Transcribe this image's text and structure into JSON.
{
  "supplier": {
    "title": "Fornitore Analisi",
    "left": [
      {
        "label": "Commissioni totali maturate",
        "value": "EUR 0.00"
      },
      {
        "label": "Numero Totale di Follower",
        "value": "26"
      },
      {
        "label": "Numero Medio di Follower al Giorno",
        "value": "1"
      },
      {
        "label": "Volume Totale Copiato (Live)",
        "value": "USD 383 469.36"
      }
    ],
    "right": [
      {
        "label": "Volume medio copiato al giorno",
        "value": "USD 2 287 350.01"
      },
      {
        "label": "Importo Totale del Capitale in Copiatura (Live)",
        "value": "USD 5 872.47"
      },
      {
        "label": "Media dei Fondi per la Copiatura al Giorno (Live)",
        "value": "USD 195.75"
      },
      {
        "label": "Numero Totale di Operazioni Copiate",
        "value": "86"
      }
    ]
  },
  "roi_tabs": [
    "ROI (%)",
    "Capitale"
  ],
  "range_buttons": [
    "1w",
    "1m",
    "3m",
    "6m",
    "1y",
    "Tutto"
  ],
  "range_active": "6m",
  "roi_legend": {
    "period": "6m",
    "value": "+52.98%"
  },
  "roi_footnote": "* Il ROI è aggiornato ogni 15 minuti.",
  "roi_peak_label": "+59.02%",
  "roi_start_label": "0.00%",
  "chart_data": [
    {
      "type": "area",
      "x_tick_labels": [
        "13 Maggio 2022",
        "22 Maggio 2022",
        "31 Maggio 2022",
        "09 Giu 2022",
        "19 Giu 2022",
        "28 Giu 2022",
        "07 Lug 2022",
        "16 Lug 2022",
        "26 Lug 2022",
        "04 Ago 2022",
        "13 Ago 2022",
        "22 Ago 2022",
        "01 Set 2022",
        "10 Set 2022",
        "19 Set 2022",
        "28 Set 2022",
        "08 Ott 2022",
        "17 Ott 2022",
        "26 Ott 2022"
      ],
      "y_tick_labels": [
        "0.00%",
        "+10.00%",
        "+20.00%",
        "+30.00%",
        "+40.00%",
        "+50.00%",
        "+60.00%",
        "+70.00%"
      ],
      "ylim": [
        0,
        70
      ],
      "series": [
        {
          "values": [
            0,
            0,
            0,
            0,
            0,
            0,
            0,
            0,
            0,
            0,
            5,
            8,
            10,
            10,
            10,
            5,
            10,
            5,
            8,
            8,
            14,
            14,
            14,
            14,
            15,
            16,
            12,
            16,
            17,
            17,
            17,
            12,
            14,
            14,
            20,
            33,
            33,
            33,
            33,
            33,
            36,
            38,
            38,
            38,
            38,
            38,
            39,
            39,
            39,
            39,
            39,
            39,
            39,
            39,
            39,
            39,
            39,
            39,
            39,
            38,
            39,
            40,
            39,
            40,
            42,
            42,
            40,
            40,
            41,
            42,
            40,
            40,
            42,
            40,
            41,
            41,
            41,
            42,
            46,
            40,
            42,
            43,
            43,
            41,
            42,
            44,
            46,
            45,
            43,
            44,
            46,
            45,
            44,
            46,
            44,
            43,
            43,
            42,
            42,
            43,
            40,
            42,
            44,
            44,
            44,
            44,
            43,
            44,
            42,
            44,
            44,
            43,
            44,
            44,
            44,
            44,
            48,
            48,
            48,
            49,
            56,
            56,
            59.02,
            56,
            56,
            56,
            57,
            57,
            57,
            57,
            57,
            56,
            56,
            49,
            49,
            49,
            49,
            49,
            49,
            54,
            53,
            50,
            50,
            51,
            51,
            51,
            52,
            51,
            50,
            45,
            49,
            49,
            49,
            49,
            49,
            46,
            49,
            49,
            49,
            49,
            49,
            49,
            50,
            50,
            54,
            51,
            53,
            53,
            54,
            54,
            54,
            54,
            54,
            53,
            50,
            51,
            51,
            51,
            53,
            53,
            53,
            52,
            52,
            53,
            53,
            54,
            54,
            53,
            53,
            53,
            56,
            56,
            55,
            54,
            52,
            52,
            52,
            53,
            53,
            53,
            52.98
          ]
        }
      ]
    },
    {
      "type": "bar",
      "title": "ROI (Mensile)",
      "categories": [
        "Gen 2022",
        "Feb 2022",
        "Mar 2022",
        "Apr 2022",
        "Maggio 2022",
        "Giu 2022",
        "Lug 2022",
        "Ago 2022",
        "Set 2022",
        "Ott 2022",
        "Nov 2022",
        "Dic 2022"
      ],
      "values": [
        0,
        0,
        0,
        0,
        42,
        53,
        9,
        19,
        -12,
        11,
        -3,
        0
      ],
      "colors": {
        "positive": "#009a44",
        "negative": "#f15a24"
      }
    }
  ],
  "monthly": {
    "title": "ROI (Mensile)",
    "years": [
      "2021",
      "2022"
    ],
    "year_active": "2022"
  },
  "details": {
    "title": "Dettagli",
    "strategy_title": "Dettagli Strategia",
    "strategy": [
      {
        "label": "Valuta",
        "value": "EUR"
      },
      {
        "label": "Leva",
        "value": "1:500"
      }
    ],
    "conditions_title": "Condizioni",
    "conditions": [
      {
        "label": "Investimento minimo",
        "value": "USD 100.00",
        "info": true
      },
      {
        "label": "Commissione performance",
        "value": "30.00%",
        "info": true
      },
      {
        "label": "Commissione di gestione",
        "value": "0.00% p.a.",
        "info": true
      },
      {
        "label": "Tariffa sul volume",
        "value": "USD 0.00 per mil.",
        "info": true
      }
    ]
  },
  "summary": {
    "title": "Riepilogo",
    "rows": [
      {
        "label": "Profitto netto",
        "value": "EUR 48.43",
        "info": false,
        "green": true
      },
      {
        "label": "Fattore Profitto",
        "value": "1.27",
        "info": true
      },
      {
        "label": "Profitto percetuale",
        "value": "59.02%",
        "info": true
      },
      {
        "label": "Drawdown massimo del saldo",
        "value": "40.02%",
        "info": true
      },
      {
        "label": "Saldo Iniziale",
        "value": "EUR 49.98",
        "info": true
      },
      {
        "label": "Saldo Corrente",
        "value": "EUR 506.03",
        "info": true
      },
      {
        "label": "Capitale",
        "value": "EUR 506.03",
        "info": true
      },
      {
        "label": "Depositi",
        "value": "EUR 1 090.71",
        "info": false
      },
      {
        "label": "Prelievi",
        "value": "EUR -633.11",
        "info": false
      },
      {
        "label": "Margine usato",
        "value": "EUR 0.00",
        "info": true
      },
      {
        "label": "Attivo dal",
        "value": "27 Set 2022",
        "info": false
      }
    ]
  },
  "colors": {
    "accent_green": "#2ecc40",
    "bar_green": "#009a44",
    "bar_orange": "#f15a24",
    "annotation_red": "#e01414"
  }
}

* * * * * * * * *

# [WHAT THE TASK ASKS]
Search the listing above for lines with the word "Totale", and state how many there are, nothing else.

# [RESPONSE BOX]
4